Intercept (α)−0.87040.18133−4.800.0172
Fixed: Max level of education (β)0.19810.01749804011.32<0.0001
Random: NSP AreaA0.061370.212080400.290.7722
Random: NSP Area B−0.31520.20168040−1.560.1180
Random: NSP AreaC−0.007990.20168040−0.040.9684
Random: NSP Area D0.26180.202380401.290.1957
Table 5. Hypothetical lines with random effect.
Table 5. Hypothetical lines with random effect.
FunctionEffects
y = −0.8704 + x (0.1981)Fixed effect (only max title of study)
y = −0.80903 + x (0.1981)Random effect (area A)
y = −1.1856 + x (0.1981)Random effect (area B)
y = −0.87839 + x (0.1981)Random effect (area C)
y = −0.6086 + x (0.1981)Random effect (area D)
Publisher’s Note: MDPI stays neutral with regard to jurisdictional claims in published maps and institutional affiliations.

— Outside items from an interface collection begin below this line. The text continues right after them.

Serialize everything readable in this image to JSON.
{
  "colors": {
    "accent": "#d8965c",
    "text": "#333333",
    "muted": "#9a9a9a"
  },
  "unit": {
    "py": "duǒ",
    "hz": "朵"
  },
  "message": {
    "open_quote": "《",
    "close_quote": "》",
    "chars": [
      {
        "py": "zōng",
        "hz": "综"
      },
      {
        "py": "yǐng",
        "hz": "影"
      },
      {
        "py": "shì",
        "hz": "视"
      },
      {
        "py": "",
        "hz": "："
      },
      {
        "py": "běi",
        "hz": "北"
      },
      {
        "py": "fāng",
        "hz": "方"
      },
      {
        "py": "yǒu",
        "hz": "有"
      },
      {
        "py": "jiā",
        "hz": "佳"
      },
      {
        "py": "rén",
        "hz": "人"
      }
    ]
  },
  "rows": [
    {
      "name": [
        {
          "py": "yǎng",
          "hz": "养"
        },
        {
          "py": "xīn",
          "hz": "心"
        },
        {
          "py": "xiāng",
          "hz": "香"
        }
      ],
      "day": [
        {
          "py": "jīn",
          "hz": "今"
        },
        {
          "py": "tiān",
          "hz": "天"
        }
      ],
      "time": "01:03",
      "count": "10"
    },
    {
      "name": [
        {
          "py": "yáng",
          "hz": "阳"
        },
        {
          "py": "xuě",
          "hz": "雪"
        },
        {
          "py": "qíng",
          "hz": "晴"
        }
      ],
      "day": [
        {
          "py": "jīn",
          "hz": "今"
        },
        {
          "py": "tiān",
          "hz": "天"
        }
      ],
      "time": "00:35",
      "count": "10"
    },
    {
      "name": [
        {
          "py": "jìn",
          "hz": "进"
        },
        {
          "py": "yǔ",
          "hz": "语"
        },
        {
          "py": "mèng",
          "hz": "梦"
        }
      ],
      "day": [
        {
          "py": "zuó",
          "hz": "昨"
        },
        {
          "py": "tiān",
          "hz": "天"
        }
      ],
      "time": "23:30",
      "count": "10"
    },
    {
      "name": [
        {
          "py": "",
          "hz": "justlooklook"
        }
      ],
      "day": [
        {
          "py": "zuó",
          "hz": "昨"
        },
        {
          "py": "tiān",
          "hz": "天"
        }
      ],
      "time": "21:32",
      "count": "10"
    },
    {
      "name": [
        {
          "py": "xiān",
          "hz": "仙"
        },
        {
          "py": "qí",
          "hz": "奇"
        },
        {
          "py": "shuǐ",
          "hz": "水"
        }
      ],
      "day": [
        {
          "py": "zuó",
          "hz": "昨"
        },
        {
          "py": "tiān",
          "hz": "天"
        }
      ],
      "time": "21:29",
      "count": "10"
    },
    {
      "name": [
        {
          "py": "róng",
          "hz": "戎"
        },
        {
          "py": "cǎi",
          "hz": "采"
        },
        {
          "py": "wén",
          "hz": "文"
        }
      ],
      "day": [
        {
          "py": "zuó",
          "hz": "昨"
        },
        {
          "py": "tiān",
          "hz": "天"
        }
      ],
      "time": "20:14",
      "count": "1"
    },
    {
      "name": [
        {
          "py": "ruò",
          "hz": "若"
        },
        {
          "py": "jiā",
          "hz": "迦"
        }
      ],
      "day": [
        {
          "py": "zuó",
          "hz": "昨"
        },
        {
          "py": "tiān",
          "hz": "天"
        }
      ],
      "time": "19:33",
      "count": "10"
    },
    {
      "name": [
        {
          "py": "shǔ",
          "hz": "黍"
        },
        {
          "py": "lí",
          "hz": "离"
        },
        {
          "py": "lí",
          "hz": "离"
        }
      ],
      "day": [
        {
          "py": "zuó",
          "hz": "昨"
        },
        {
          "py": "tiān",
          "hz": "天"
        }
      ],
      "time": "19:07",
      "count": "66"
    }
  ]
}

Share and Cite

MDPI and ACS Style

Maini, E.; De Rosa, M.; Vecchio, Y. The Role of Education in the Transition towards Sustainable Agriculture: A Family Farm Learning Perspective. Sustainability 2021, 13, 8099. https://doi.org/10.3390/su13148099

AMA Style

Maini E, De Rosa M, Vecchio Y. The Role of Education in the Transition towards Sustainable Agriculture: A Family Farm Learning Perspective. Sustainability. 2021; 13(14):8099. https://doi.org/10.3390/su13148099

Chicago/Turabian Style

Maini, Elisa, Marcello De Rosa, and Yari Vecchio. 2021. "The Role of Education in the Transition towards Sustainable Agriculture: A Family Farm Learning Perspective" Sustainability 13, no. 14: 8099. https://doi.org/10.3390/su13148099

Note that from the first issue of 2016, MDPI journals use article numbers instead of page numbers. See further details here.

Article Metrics

Back to TopTop